STERLIX® Nutrient Ready To Use Agar Plate

Product Details
Nutrient agar plate, also known as general-purpose agar, is a basic and versatile culture medium used in microbiology laboratories. It provides a nutrient-rich environment that supports the growth of a wide variety of microorganisms, including bacteria, yeasts, and molds.

The composition of nutrient agar typically includes the following key components:

Peptone: A mixture of partially digested proteins that serves as a nitrogen source for bacterial growth.

Beef extract: A water-soluble extract derived from beef tissue, containing a variety of nutrients such as vitamins, minerals, and organic compounds.

Agar: A polysaccharide obtained from marine algae that solidifies the medium, providing a surface for microbial colony formation.

Water: Provides a solvent for the other components and helps maintain the proper consistency of the agar medium.
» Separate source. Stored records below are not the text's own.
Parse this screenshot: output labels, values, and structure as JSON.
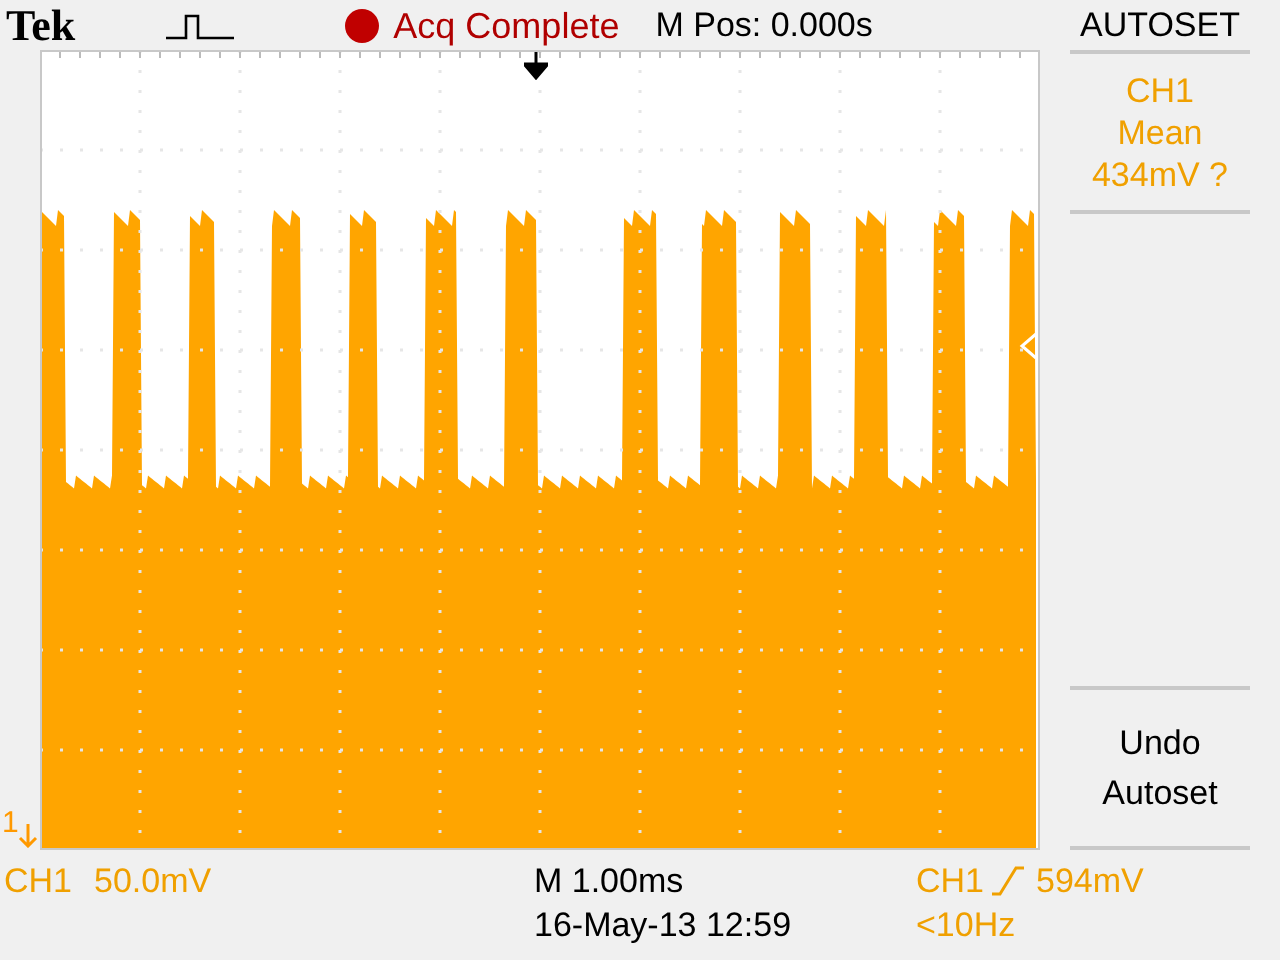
{
  "header": {
    "logo": "Tek",
    "acquisition": "Acq Complete",
    "position": "M Pos: 0.000s"
  },
  "side_menu": {
    "title": "AUTOSET",
    "items": [
      {
        "kind": "readout",
        "lines": [
          "CH1",
          "Mean",
          "434mV ?"
        ]
      },
      {
        "kind": "button",
        "lines": [
          "Undo",
          "Autoset"
        ]
      }
    ]
  },
  "channel_marker": "1",
  "footer": {
    "channel": "CH1",
    "scale": "50.0mV",
    "timebase": "M 1.00ms",
    "datetime": "16-May-13 12:59",
    "trigger_source": "CH1",
    "trigger_rising": true,
    "trigger_level": "594mV",
    "frequency": "<10Hz"
  }
}
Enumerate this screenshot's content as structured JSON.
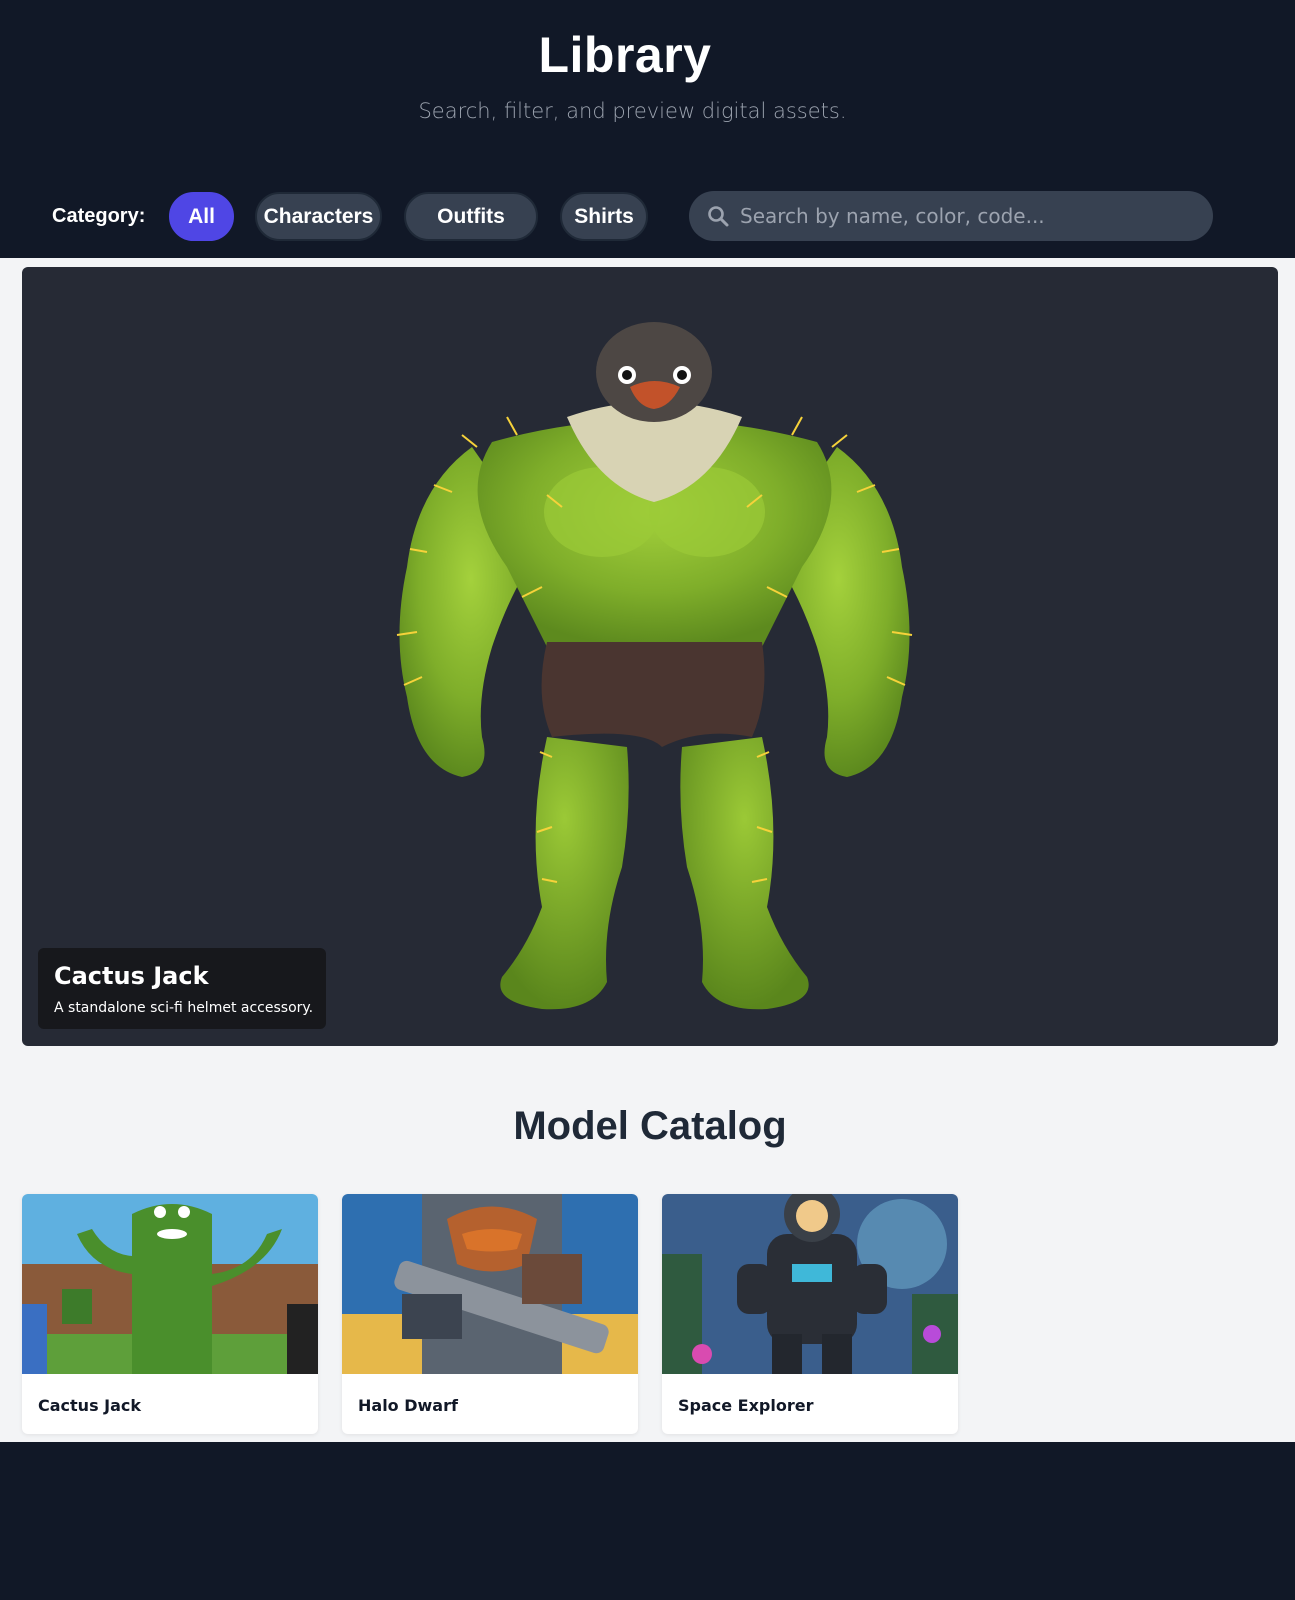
{
  "header": {
    "title": "Library",
    "subtitle": "Search, filter, and preview digital assets."
  },
  "filters": {
    "label": "Category:",
    "categories": [
      {
        "label": "All",
        "active": true
      },
      {
        "label": "Characters",
        "active": false
      },
      {
        "label": "Outfits",
        "active": false
      },
      {
        "label": "Shirts",
        "active": false
      }
    ]
  },
  "search": {
    "placeholder": "Search by name, color, code...",
    "value": "",
    "icon": "search-icon"
  },
  "viewer": {
    "title": "Cactus Jack",
    "description": "A standalone sci-fi helmet accessory."
  },
  "catalog": {
    "title": "Model Catalog",
    "items": [
      {
        "name": "Cactus Jack"
      },
      {
        "name": "Halo Dwarf"
      },
      {
        "name": "Space Explorer"
      }
    ]
  },
  "colors": {
    "background": "#111827",
    "accent": "#4f46e5",
    "pill": "#374151",
    "content_bg": "#f3f4f6",
    "viewer_bg": "#262a35"
  }
}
Nutrient agar plates are widely used for several purposes in microbiology, including:

General Culturing: Nutrient agar supports the growth of a broad range of microorganisms, making it suitable for routine cultivation and maintenance of laboratory cultures.

Enumeration: Nutrient agar plates can be used for counting the number of viable microorganisms in a given sample, providing information about the microbial load or population density.

Isolation: Nutrient agar plates can be used to isolate and separate individual microbial colonies from a mixed population. Streaking or serial dilution techniques are commonly employed for this purpose.

Colony Morphology: Nutrient agar allows for the observation of colony morphology, which can aid in the initial identification of microorganisms based on their size, shape, color, texture, or other visible characteristics.

Nutrient agar plates are considered non-selective, meaning they support the growth of a wide range of microorganisms without inhibiting any particular group. This makes nutrient agar a versatile medium for general laboratory use. However, it's important to note that for specific purposes, such as the isolation of specific organisms or the differentiation of particular bacterial types, specialized selective and differential media may be more appropriate.